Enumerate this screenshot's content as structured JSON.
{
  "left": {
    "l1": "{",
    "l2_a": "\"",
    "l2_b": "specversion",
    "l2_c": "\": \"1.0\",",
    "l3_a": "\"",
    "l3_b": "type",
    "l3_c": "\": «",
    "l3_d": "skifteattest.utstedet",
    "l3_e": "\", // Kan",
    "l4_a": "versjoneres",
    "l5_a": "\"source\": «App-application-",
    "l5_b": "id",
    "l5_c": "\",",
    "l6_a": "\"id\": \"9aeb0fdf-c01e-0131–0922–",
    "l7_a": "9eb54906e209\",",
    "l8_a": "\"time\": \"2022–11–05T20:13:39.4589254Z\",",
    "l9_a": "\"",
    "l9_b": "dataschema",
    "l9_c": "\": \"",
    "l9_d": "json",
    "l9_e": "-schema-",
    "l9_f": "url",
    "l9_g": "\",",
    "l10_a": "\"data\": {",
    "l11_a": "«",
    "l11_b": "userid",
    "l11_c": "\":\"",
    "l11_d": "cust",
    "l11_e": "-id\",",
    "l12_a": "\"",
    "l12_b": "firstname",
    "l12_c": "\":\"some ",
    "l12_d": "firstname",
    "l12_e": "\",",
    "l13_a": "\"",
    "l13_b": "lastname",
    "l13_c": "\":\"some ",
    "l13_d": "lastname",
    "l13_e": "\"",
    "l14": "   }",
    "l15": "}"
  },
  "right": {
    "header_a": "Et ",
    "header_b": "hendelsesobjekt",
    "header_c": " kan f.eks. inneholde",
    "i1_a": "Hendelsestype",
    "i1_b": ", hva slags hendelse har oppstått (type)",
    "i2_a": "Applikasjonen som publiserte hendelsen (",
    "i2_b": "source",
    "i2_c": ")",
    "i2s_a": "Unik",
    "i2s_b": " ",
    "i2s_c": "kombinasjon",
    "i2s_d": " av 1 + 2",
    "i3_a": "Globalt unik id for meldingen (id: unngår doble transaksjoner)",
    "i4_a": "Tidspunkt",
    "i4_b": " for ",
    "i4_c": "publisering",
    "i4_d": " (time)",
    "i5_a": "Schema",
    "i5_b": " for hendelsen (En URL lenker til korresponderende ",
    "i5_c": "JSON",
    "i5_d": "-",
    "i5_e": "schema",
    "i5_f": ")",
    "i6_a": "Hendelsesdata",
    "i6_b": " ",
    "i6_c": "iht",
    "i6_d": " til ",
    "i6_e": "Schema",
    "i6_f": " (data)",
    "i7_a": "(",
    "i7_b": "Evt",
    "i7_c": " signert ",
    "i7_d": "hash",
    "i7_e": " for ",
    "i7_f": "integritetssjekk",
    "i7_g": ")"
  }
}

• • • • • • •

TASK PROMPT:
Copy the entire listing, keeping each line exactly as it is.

ANSWER FOR THE TASK:
Enumerate this screenshot's content as structured JSON.
{
  "left": {
    "l1": "{",
    "l2_a": "\"",
    "l2_b": "specversion",
    "l2_c": "\": \"1.0\",",
    "l3_a": "\"",
    "l3_b": "type",
    "l3_c": "\": «",
    "l3_d": "skifteattest.utstedet",
    "l3_e": "\", // Kan",
    "l4_a": "versjoneres",
    "l5_a": "\"source\": «App-application-",
    "l5_b": "id",
    "l5_c": "\",",
    "l6_a": "\"id\": \"9aeb0fdf-c01e-0131–0922–",
    "l7_a": "9eb54906e209\",",
    "l8_a": "\"time\": \"2022–11–05T20:13:39.4589254Z\",",
    "l9_a": "\"",
    "l9_b": "dataschema",
    "l9_c": "\": \"",
    "l9_d": "json",
    "l9_e": "-schema-",
    "l9_f": "url",
    "l9_g": "\",",
    "l10_a": "\"data\": {",
    "l11_a": "«",
    "l11_b": "userid",
    "l11_c": "\":\"",
    "l11_d": "cust",
    "l11_e": "-id\",",
    "l12_a": "\"",
    "l12_b": "firstname",
    "l12_c": "\":\"some ",
    "l12_d": "firstname",
    "l12_e": "\",",
    "l13_a": "\"",
    "l13_b": "lastname",
    "l13_c": "\":\"some ",
    "l13_d": "lastname",
    "l13_e": "\"",
    "l14": "   }",
    "l15": "}"
  },
  "right": {
    "header_a": "Et ",
    "header_b": "hendelsesobjekt",
    "header_c": " kan f.eks. inneholde",
    "i1_a": "Hendelsestype",
    "i1_b": ", hva slags hendelse har oppstått (type)",
    "i2_a": "Applikasjonen som publiserte hendelsen (",
    "i2_b": "source",
    "i2_c": ")",
    "i2s_a": "Unik",
    "i2s_b": " ",
    "i2s_c": "kombinasjon",
    "i2s_d": " av 1 + 2",
    "i3_a": "Globalt unik id for meldingen (id: unngår doble transaksjoner)",
    "i4_a": "Tidspunkt",
    "i4_b": " for ",
    "i4_c": "publisering",
    "i4_d": " (time)",
    "i5_a": "Schema",
    "i5_b": " for hendelsen (En URL lenker til korresponderende ",
    "i5_c": "JSON",
    "i5_d": "-",
    "i5_e": "schema",
    "i5_f": ")",
    "i6_a": "Hendelsesdata",
    "i6_b": " ",
    "i6_c": "iht",
    "i6_d": " til ",
    "i6_e": "Schema",
    "i6_f": " (data)",
    "i7_a": "(",
    "i7_b": "Evt",
    "i7_c": " signert ",
    "i7_d": "hash",
    "i7_e": " for ",
    "i7_f": "integritetssjekk",
    "i7_g": ")"
  }
}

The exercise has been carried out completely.